DATASET ENTRIES START

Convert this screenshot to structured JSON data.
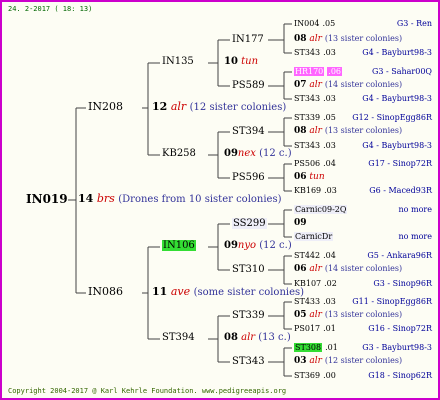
{
  "date": "24. 2-2017 ( 18: 13)",
  "copyright": "Copyright 2004-2017 @ Karl Kehrle Foundation.  www.pedigreeapis.org",
  "root": {
    "id": "IN019",
    "gen_num": "14",
    "race": "brs",
    "note": "(Drones from 10 sister colonies)"
  },
  "g1": [
    {
      "id": "IN208",
      "gen_num": "12",
      "race": "alr",
      "note": "(12 sister colonies)"
    },
    {
      "id": "IN086",
      "gen_num": "11",
      "race": "ave",
      "note": "(some sister colonies)"
    }
  ],
  "g2": [
    {
      "id": "IN135",
      "gen_num": "10",
      "race": "tun",
      "note": ""
    },
    {
      "id": "KB258",
      "gen_num": "09",
      "race": "nex",
      "note": "(12 c.)"
    },
    {
      "id": "IN106",
      "gen_num": "09",
      "race": "nyo",
      "note": "(12 c.)"
    },
    {
      "id": "ST394",
      "gen_num": "08",
      "race": "alr",
      "note": "(13 c.)"
    }
  ],
  "g3": [
    {
      "id": "IN177",
      "gen_num": "08",
      "race": "alr",
      "note": "(13 sister colonies)"
    },
    {
      "id": "PS589",
      "gen_num": "07",
      "race": "alr",
      "note": "(14 sister colonies)"
    },
    {
      "id": "ST394",
      "gen_num": "08",
      "race": "alr",
      "note": "(13 sister colonies)"
    },
    {
      "id": "PS596",
      "gen_num": "06",
      "race": "tun",
      "note": ""
    },
    {
      "id": "SS299",
      "gen_num": "09",
      "race": "",
      "note": ""
    },
    {
      "id": "ST310",
      "gen_num": "06",
      "race": "alr",
      "note": "(14 sister colonies)"
    },
    {
      "id": "ST339",
      "gen_num": "05",
      "race": "alr",
      "note": "(13 sister colonies)"
    },
    {
      "id": "ST343",
      "gen_num": "03",
      "race": "alr",
      "note": "(12 sister colonies)"
    }
  ],
  "g4": [
    {
      "id": "IN004",
      "year": ".05",
      "loc": "G3 - Ren"
    },
    {
      "id": "ST343",
      "year": ".03",
      "loc": "G4 - Bayburt98-3"
    },
    {
      "id": "HR170",
      "year": ".06",
      "loc": "G3 - Sahar00Q"
    },
    {
      "id": "ST343",
      "year": ".03",
      "loc": "G4 - Bayburt98-3"
    },
    {
      "id": "ST339",
      "year": ".05",
      "loc": "G12 - SinopEgg86R"
    },
    {
      "id": "ST343",
      "year": ".03",
      "loc": "G4 - Bayburt98-3"
    },
    {
      "id": "PS506",
      "year": ".04",
      "loc": "G17 - Sinop72R"
    },
    {
      "id": "KB169",
      "year": ".03",
      "loc": "G6 - Maced93R"
    },
    {
      "id": "Carnic09-2Q",
      "year": "",
      "loc": "no more"
    },
    {
      "id": "CarnicDr",
      "year": "",
      "loc": "no more"
    },
    {
      "id": "ST442",
      "year": ".04",
      "loc": "G5 - Ankara96R"
    },
    {
      "id": "KB107",
      "year": ".02",
      "loc": "G3 - Sinop96R"
    },
    {
      "id": "ST433",
      "year": ".03",
      "loc": "G11 - SinopEgg86R"
    },
    {
      "id": "PS017",
      "year": ".01",
      "loc": "G16 - Sinop72R"
    },
    {
      "id": "ST308",
      "year": ".01",
      "loc": "G3 - Bayburt98-3"
    },
    {
      "id": "ST369",
      "year": ".00",
      "loc": "G18 - Sinop62R"
    }
  ],
  "colors": {
    "border": "#cc00cc",
    "race": "#cc0000",
    "note": "#333399",
    "highlight_pink": "#ff66ff",
    "highlight_green": "#33dd33"
  }
}
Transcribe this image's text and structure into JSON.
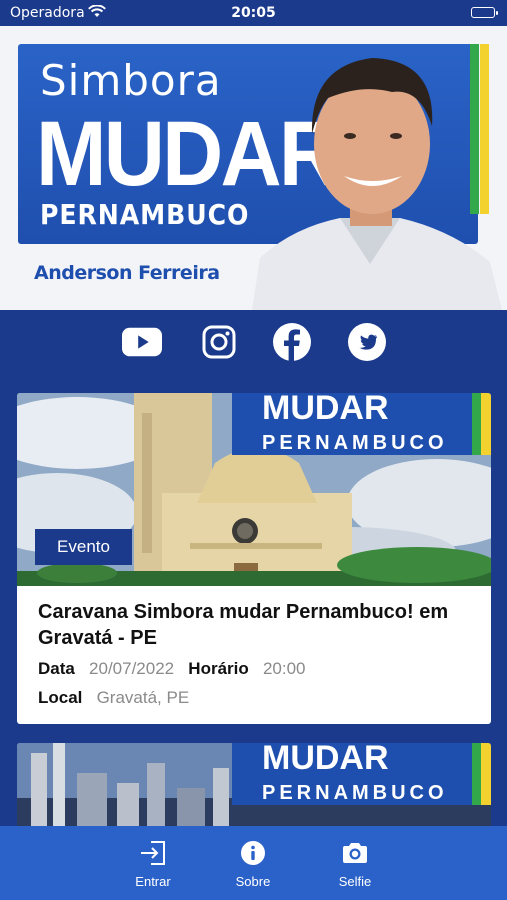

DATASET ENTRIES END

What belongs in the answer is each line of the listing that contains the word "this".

SOLVED EXERCISE.
Convert this screenshot to structured JSON data.
Transcribe this image's text and structure into JSON.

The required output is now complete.